Diabetes Awareness Week takes place in June every year. Cheltenham-based dental practice, Illume is helping raise awareness by reminding people that looking after your teeth and gums is an essential part of living with diabetes.
Having prolonged high blood glucose levels can increase the risk of oral health problems, such as gum disease. Gum disease, also known as periodontitis, is the sixth most common disease in the world. It occurs when bacteria within the mouth begins to form into a sticky plaque which sits on the surface of the tooth.
Illume clinical director, Tim Rumney, explains “As diabetics have persistently high blood glucose levels they are more likely to develop dental problems. It is important for everyone, especially diabetics, to maintain an appropriate dental health programme including thorough brushing and cleaning between teeth every day and to eat a healthy balanced diet.”
Gum disease is classified on the severity of its development. There are three stages of gum disease:
• Gingivitis: Gingivitis is the early stage of gum disease, initiated by plaque left in place by poor oral hygiene. It is characterised by swollen, red and tender gums leading to bleeding when brushing. Luckily gingivitis is reversible, and through improving your oral hygiene techniques and visiting your dentist and hygienist for advice on a home dental health care program, you can reverse this process.
• Periodontitis (Mild): In susceptible people untreated gingivitis can lead to mild periodontitis. The conversion of gingivitis to periodontitis is more common in people with risk factors such as smoking and who have a family history of gum disease, poor oral hygiene and uncontrolled diabetes. At this stage there will be damage to the gums and bone supporting the teeth.
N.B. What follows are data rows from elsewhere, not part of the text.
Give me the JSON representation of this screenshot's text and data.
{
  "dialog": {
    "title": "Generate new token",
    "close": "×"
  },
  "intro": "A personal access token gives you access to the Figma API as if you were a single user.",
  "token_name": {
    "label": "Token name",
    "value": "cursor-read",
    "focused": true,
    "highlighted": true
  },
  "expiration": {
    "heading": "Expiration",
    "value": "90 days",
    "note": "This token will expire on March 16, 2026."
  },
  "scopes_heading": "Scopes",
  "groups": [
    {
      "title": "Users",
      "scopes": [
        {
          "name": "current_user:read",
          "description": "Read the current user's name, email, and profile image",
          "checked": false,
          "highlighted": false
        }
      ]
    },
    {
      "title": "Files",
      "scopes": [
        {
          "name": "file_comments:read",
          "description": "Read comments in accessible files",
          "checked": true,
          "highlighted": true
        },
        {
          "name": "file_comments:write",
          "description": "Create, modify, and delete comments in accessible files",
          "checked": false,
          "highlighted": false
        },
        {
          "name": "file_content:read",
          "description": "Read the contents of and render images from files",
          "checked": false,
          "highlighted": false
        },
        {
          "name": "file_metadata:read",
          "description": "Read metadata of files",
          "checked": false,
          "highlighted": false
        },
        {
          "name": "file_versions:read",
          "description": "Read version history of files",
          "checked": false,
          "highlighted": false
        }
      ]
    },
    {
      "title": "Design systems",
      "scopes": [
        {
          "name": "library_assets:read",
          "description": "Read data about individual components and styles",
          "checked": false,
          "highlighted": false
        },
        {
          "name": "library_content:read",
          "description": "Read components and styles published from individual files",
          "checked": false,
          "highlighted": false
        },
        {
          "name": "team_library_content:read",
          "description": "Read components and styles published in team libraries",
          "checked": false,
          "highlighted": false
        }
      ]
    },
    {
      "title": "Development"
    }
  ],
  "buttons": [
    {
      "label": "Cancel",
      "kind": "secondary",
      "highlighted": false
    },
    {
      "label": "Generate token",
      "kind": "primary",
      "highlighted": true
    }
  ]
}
To arrest the disease, risk factors should be eliminated as far as possible along with a big improvement in daily, home, oral health care.
• Periodontitis (Severe): This is the most advanced stage of gum disease, characterised by significant tissue and bone loss around the teeth leading to loose teeth and eventual tooth loss.
Having prolonged high blood glucose levels can lead to gum disease developing or worsening more quickly but keeping your levels within a normal range reduces the risk of infection spreading.
Careful control of diabetes is essential and there is evidence that type 2 diabetes can be improved or even reversed through weight loss and dietary change.
For more information on gum health and the treatments we offer, visit our page.